Darts on a dart board.

Achieving Your Financial Goals: Part 1

By Denise Keiser, Fund Development Specialist at Elder Law of Michigan

When it comes to New Year’s resolutions, there’s no better way to succeed than by setting SMART money goals. SMART is an acronym that is used in many goal-setting scenarios but is commonly associated with Peter Drucker’s Management by Objectives concept.

By applying the SMART concept to your money goals, you will be well on your way to developing a working plan that offers achievable endings. 

Follow these basic rules when creating SMART goals:

1. Specific

Your money goal should be clear and precise, so you know exactly what you’re working toward.  For example, one common money goal is to “save an emergency fund of $500 over the next three months.” Setting specific money goals helps you create a plan to achieve your goals. 

2.  Measurable

To stay on track, you’ll need to make a money goal that is measurable. If your goal is to save $500 over the next three months, ask yourself this question: “How much will I save every paycheck?” So, in this example, your goal could be to save $41.67 each week for the next twelve weeks. Breaking your money goal down into measurable amounts makes it seem more possible to achieve. 

3.  Attainable

To accomplish your money goal, it needs to be realistic or achievable. For example, to save $500 during the next three months, you’ll need to review your budget and either cut expenses or increase income to achieve the $41.67 per week savings to complete this goal. Be sure your money goal is attainable by keeping a balanced budget and tracking expenses along the way.

4. Relevant

It’s also important that your money goal makes sense for your current situation and that it matters enough for you to see it through. Knowing WHY you want to achieve a financial goal is the key to staying motivated along the way. For example, one reason saving for an emergency fund may be relevant to you is that you want to ensure your ability to handle an emergency, like if your car breaks down. Or perhaps you simply want to reduce stress in your life about money-matters by having a safety net to fall back on. Better yet, maybe you want to save for a vacation with the family!

5. Timely

Every goal needs a target date to keep you focused so that you may see the end in sight, especially a money goal. If you’re making sacrifices in your spending or working an extra job to achieve your goals, you will know that it doesn’t have to go on forever by setting a target date for the goal.

SMART money goals allow you to define goals clearly. Using the SMART goal setting concept with money goals helps you focus and stay motivated while working toward each goal.  Motivation is a critical factor in accomplishing any goal, especially a financial goal. You need the energy to keep going to see each goal all the way through to the end.

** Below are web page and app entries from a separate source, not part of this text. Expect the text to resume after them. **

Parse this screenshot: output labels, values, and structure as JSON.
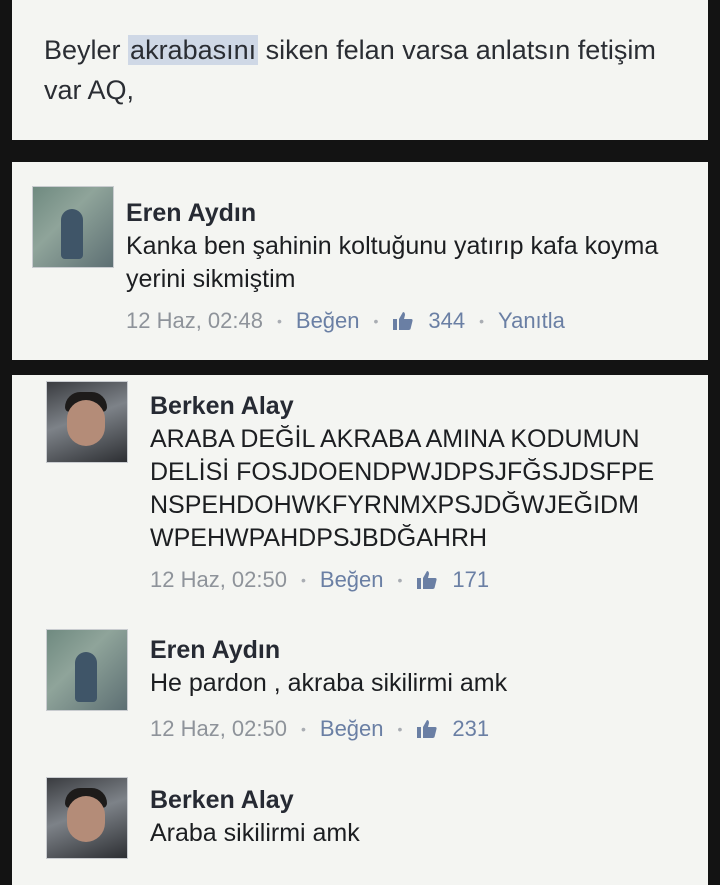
{
  "post": {
    "text_before": "Beyler ",
    "text_highlight": "akrabasını",
    "text_after": " siken felan varsa anlatsın fetişim var AQ,"
  },
  "comments": [
    {
      "author": "Eren Aydın",
      "text": "Kanka ben şahinin koltuğunu yatırıp kafa koyma yerini sikmiştim",
      "time": "12 Haz, 02:48",
      "like_label": "Beğen",
      "likes": "344",
      "reply_label": "Yanıtla",
      "avatar": "avatar-dim-room-photo"
    },
    {
      "author": "Berken Alay",
      "text": "ARABA DEĞİL AKRABA AMINA KODUMUN DELİSİ FOSJDOENDPWJDPSJFĞSJDSFPE NSPEHDOHWKFYRNMXPSJDĞWJEĞIDM WPEHWPAHDPSJBDĞAHRH",
      "time": "12 Haz, 02:50",
      "like_label": "Beğen",
      "likes": "171",
      "avatar": "avatar-selfie-photo"
    },
    {
      "author": "Eren Aydın",
      "text": "He pardon , akraba sikilirmi amk",
      "time": "12 Haz, 02:50",
      "like_label": "Beğen",
      "likes": "231",
      "avatar": "avatar-dim-room-photo"
    },
    {
      "author": "Berken Alay",
      "text": "Araba sikilirmi amk",
      "avatar": "avatar-selfie-photo"
    }
  ],
  "icons": {
    "like": "thumbs-up-icon"
  },
  "colors": {
    "link": "#6a7fa4",
    "muted": "#8e939a",
    "panel": "#f4f5f2",
    "separator": "#131313"
  }
}
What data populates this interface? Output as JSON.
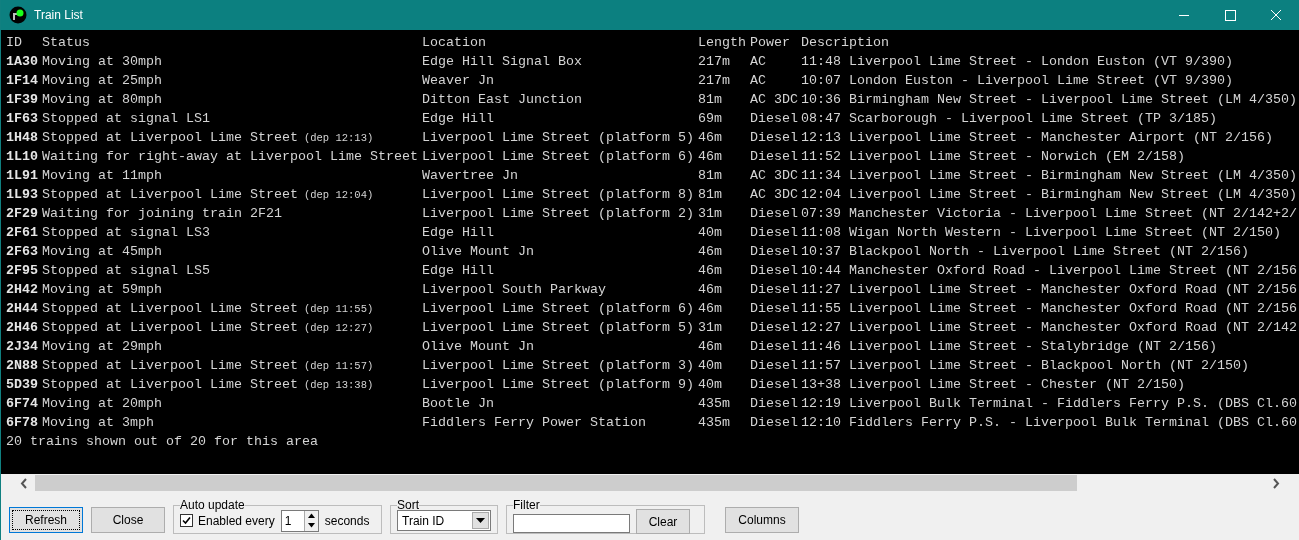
{
  "window": {
    "title": "Train List"
  },
  "table": {
    "columns": [
      "ID",
      "Status",
      "Location",
      "Length",
      "Power",
      "Description"
    ],
    "rows": [
      {
        "id": "1A30",
        "status": "Moving at 30mph",
        "location": "Edge Hill Signal Box",
        "length": "217m",
        "power": "AC",
        "description": "11:48 Liverpool Lime Street - London Euston (VT 9/390)"
      },
      {
        "id": "1F14",
        "status": "Moving at 25mph",
        "location": "Weaver Jn",
        "length": "217m",
        "power": "AC",
        "description": "10:07 London Euston - Liverpool Lime Street (VT 9/390)"
      },
      {
        "id": "1F39",
        "status": "Moving at 80mph",
        "location": "Ditton East Junction",
        "length": "81m",
        "power": "AC 3DC",
        "description": "10:36 Birmingham New Street - Liverpool Lime Street (LM 4/350)"
      },
      {
        "id": "1F63",
        "status": "Stopped at signal LS1",
        "location": "Edge Hill",
        "length": "69m",
        "power": "Diesel",
        "description": "08:47 Scarborough - Liverpool Lime Street (TP 3/185)"
      },
      {
        "id": "1H48",
        "status": "Stopped at Liverpool Lime Street",
        "departure": "(dep 12:13)",
        "location": "Liverpool Lime Street (platform 5)",
        "length": "46m",
        "power": "Diesel",
        "description": "12:13 Liverpool Lime Street - Manchester Airport (NT 2/156)"
      },
      {
        "id": "1L10",
        "status": "Waiting for right-away at Liverpool Lime Street",
        "location": "Liverpool Lime Street (platform 6)",
        "length": "46m",
        "power": "Diesel",
        "description": "11:52 Liverpool Lime Street - Norwich (EM 2/158)"
      },
      {
        "id": "1L91",
        "status": "Moving at 11mph",
        "location": "Wavertree Jn",
        "length": "81m",
        "power": "AC 3DC",
        "description": "11:34 Liverpool Lime Street - Birmingham New Street (LM 4/350)"
      },
      {
        "id": "1L93",
        "status": "Stopped at Liverpool Lime Street",
        "departure": "(dep 12:04)",
        "location": "Liverpool Lime Street (platform 8)",
        "length": "81m",
        "power": "AC 3DC",
        "description": "12:04 Liverpool Lime Street - Birmingham New Street (LM 4/350)"
      },
      {
        "id": "2F29",
        "status": "Waiting for joining train 2F21",
        "location": "Liverpool Lime Street (platform 2)",
        "length": "31m",
        "power": "Diesel",
        "description": "07:39 Manchester Victoria - Liverpool Lime Street (NT 2/142+2/"
      },
      {
        "id": "2F61",
        "status": "Stopped at signal LS3",
        "location": "Edge Hill",
        "length": "40m",
        "power": "Diesel",
        "description": "11:08 Wigan North Western - Liverpool Lime Street (NT 2/150)"
      },
      {
        "id": "2F63",
        "status": "Moving at 45mph",
        "location": "Olive Mount Jn",
        "length": "46m",
        "power": "Diesel",
        "description": "10:37 Blackpool North - Liverpool Lime Street (NT 2/156)"
      },
      {
        "id": "2F95",
        "status": "Stopped at signal LS5",
        "location": "Edge Hill",
        "length": "46m",
        "power": "Diesel",
        "description": "10:44 Manchester Oxford Road - Liverpool Lime Street (NT 2/156"
      },
      {
        "id": "2H42",
        "status": "Moving at 59mph",
        "location": "Liverpool South Parkway",
        "length": "46m",
        "power": "Diesel",
        "description": "11:27 Liverpool Lime Street - Manchester Oxford Road (NT 2/156"
      },
      {
        "id": "2H44",
        "status": "Stopped at Liverpool Lime Street",
        "departure": "(dep 11:55)",
        "location": "Liverpool Lime Street (platform 6)",
        "length": "46m",
        "power": "Diesel",
        "description": "11:55 Liverpool Lime Street - Manchester Oxford Road (NT 2/156"
      },
      {
        "id": "2H46",
        "status": "Stopped at Liverpool Lime Street",
        "departure": "(dep 12:27)",
        "location": "Liverpool Lime Street (platform 5)",
        "length": "31m",
        "power": "Diesel",
        "description": "12:27 Liverpool Lime Street - Manchester Oxford Road (NT 2/142"
      },
      {
        "id": "2J34",
        "status": "Moving at 29mph",
        "location": "Olive Mount Jn",
        "length": "46m",
        "power": "Diesel",
        "description": "11:46 Liverpool Lime Street - Stalybridge (NT 2/156)"
      },
      {
        "id": "2N88",
        "status": "Stopped at Liverpool Lime Street",
        "departure": "(dep 11:57)",
        "location": "Liverpool Lime Street (platform 3)",
        "length": "40m",
        "power": "Diesel",
        "description": "11:57 Liverpool Lime Street - Blackpool North (NT 2/150)"
      },
      {
        "id": "5D39",
        "status": "Stopped at Liverpool Lime Street",
        "departure": "(dep 13:38)",
        "location": "Liverpool Lime Street (platform 9)",
        "length": "40m",
        "power": "Diesel",
        "description": "13+38 Liverpool Lime Street - Chester (NT 2/150)"
      },
      {
        "id": "6F74",
        "status": "Moving at 20mph",
        "location": "Bootle Jn",
        "length": "435m",
        "power": "Diesel",
        "description": "12:19 Liverpool Bulk Terminal - Fiddlers Ferry P.S. (DBS Cl.60"
      },
      {
        "id": "6F78",
        "status": "Moving at 3mph",
        "location": "Fiddlers Ferry Power Station",
        "length": "435m",
        "power": "Diesel",
        "description": "12:10 Fiddlers Ferry P.S. - Liverpool Bulk Terminal (DBS Cl.60"
      }
    ],
    "summary": "20 trains shown out of 20 for this area"
  },
  "controls": {
    "refresh": "Refresh",
    "close": "Close",
    "auto_update": {
      "title": "Auto update",
      "enabled_label": "Enabled every",
      "checked": true,
      "interval": "1",
      "unit": "seconds"
    },
    "sort": {
      "title": "Sort",
      "value": "Train ID"
    },
    "filter": {
      "title": "Filter",
      "clear": "Clear"
    },
    "columns": "Columns"
  }
}
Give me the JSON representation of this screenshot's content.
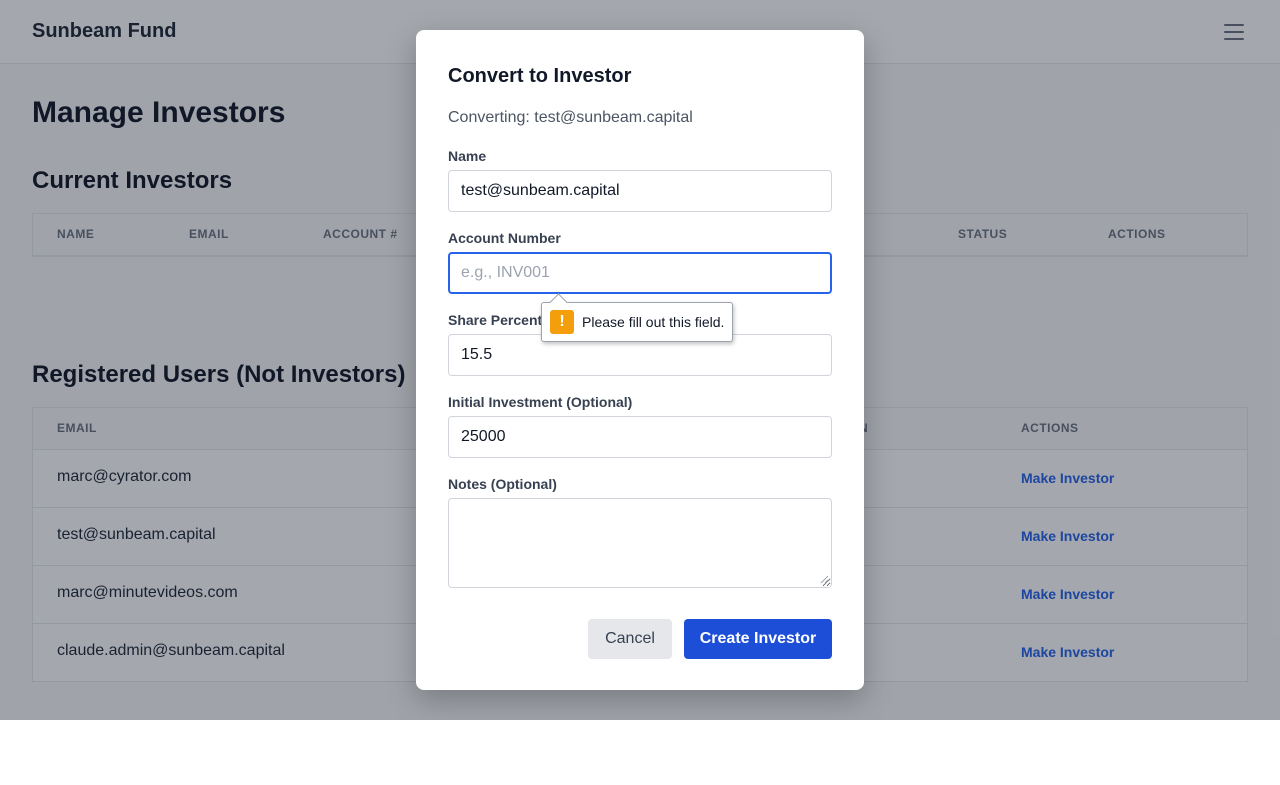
{
  "app": {
    "brand": "Sunbeam Fund",
    "menu_icon": "hamburger-menu-icon"
  },
  "page": {
    "title": "Manage Investors",
    "current_investors": {
      "title": "Current Investors",
      "columns": [
        "NAME",
        "EMAIL",
        "ACCOUNT #",
        "STATUS",
        "ACTIONS"
      ]
    },
    "registered_users": {
      "title": "Registered Users (Not Investors)",
      "columns": [
        "EMAIL",
        "N",
        "ACTIONS"
      ],
      "rows": [
        {
          "email": "marc@cyrator.com",
          "action": "Make Investor"
        },
        {
          "email": "test@sunbeam.capital",
          "action": "Make Investor"
        },
        {
          "email": "marc@minutevideos.com",
          "action": "Make Investor"
        },
        {
          "email": "claude.admin@sunbeam.capital",
          "action": "Make Investor"
        }
      ]
    }
  },
  "modal": {
    "title": "Convert to Investor",
    "subtitle": "Converting: test@sunbeam.capital",
    "fields": {
      "name": {
        "label": "Name",
        "value": "test@sunbeam.capital"
      },
      "account_number": {
        "label": "Account Number",
        "value": "",
        "placeholder": "e.g., INV001"
      },
      "share_percentage": {
        "label": "Share Percent",
        "value": "15.5"
      },
      "initial_investment": {
        "label": "Initial Investment (Optional)",
        "value": "25000"
      },
      "notes": {
        "label": "Notes (Optional)",
        "value": ""
      }
    },
    "cancel_label": "Cancel",
    "create_label": "Create Investor"
  },
  "validation_tooltip": {
    "icon": "warning-icon",
    "icon_glyph": "!",
    "message": "Please fill out this field."
  },
  "colors": {
    "primary": "#1d4ed8",
    "link": "#2563eb",
    "warning": "#f59e0b",
    "focus_ring": "#2563eb"
  }
}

Combine your SMART goals with a budget, and you’ll have yourself a written plan! 

Denise Keiser is a Fund Development Specialist with Elder Law of Michigan and has been a member of the Elder Law of Michigan team since August 2017. As a Fund Development Specialist, Denise assists Elder Law of Michigan’s leadership with donor management, grant writing, and communications.